Attention deficit hyperactivity disorder is a chronic neuropsychiatric condition characterized with an inability to focus attention and complete action. It occurs in both children and adults and is accompanied by restlessness and impulsive behavior.
ADHD symptoms may range from mild to severe, hence impacting a person’s ability to perform substantial gainful activity, SGA at work. Examples of disorders the SSA analyzes based on or related to ADHD include social anxiety disorder, panic disorder, generalized anxiety disorder, agoraphobia and obsessive compulsive disorder.
There are three kinds or levels of ADHD: the inattentive type, the hyperactive-impulsive type, and a combined type. Types of classification of the disorders are mainly done through categorizing the severity of the symptoms - it simply indicates the prevalence of similar symptoms (more of a tendency toward the inability to pay attention, more of a tendency to restless behavior and mental activity, or a combination of both).
If you or a loved one with ADHD meets the triggers as listed by the SSA’s impairments under neurological conditions for ADHD or other disorders, you may qualify for SSDI.
Limitations of ADHD to qualify for SSDI
The SSA updated its listing for anxiety disorders under neurological disorders to include other disorders such as OCD. The symptoms for both anxiety and OCD listed by SSA include:
- - Excessive anxiety
- - Worrying a lot
- - Apprehension and fear
- - Avoidance of feelings, thoughts, activities, objects, places or people
- - Being restless
- - Difficulty concentrating or remaining focused
- - Hyper vigilance
- - Muscle tension
- - Irregular sleep patterns
- - Fatigue or being tired all the time
- - Panic or anxiety attacks
- - Obsessions and compulsions
- - Constant thoughts and fears about safety
- - Frequent physical complaints
While many of the symptoms can often be confused with extreme fatigue or anxiety due to excessive work or other conditions, people with ADHD would have lasting symptoms sometimes since childhood. Since there is no specific test or diagnosis for ADHD, your doctor would often jot down symptoms and severity of the affects it has caused you over the period of time along with ruling out possibilities of any other neurological disease that could be causing the symptoms.
Be sure to provide all documents including any MRI or CT scans and any treatment you followed, its effects (if any) and the frequency and severity of your symptoms.
It is important that you document all of the medical evidence including hospitalization, drug prescriptions and your doctor’s reports in addition to your colleague or boss’s reports if possible, to show as evidence to the SSA examiner that your condition does indeed affect your day to day functioning severely. Also be sure to include addresses, phone numbers or other contact details to all persons who could testify to your symptoms affecting your adaptive or cognitive functioning.
Applying for SSDI for ADHD for Children or Adults
A simple diagnosis for ADHD is not enough to win disability benefits.
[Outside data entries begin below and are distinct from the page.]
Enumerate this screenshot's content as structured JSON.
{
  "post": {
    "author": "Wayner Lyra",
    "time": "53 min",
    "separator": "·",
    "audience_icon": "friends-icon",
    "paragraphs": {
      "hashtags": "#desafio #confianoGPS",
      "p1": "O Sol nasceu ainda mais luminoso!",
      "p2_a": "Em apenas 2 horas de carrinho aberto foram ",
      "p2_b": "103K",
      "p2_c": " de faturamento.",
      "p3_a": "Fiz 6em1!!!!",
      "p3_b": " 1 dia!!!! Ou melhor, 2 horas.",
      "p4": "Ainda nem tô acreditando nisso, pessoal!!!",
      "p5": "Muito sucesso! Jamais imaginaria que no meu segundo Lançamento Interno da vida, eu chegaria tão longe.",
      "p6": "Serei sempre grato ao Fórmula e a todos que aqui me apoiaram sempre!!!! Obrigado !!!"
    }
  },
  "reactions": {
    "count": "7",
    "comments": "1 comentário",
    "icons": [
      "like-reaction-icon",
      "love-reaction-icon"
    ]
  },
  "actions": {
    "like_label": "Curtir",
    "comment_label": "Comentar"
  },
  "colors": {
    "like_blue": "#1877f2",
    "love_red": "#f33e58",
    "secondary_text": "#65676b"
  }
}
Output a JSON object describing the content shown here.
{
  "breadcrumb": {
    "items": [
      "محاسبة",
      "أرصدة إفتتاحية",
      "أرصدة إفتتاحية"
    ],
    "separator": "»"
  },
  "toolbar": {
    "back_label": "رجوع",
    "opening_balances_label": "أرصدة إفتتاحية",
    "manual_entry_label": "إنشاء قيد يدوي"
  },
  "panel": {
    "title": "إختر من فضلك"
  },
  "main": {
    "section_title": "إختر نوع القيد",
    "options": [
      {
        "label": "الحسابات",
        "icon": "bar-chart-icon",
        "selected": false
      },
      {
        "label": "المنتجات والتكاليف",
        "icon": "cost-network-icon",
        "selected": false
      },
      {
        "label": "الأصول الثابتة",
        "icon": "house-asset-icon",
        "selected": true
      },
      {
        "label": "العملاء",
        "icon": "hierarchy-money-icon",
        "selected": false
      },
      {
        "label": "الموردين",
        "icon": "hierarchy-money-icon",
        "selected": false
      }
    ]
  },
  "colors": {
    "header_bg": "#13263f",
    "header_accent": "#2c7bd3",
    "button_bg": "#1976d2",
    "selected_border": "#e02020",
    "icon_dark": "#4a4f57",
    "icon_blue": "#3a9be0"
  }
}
You must meet the specific limitation levels as listed by the SSA for both Para A and Para B below:
- - Marked or severe hyperactivity
- - Marked or severe inattention
- - Marked or severe impulsiveness
You must be able to show medical evidence that you undergo the following symptoms:
- - Marked or severe impairment in age-appropriate cognitive/communication function; and/or
- - Marked or severe impairment in age-appropriate social functioning; and/or
- - Marked or severe impairment in age-appropriate personal functioning.
If you or a loved one with ADHD meets the above requirements then you may apply for disability benefits for ADHD directly from the SSA website, or meet our disability advocates to guide you with step-by-step procedure to increase your chances of winning disability for ADHD.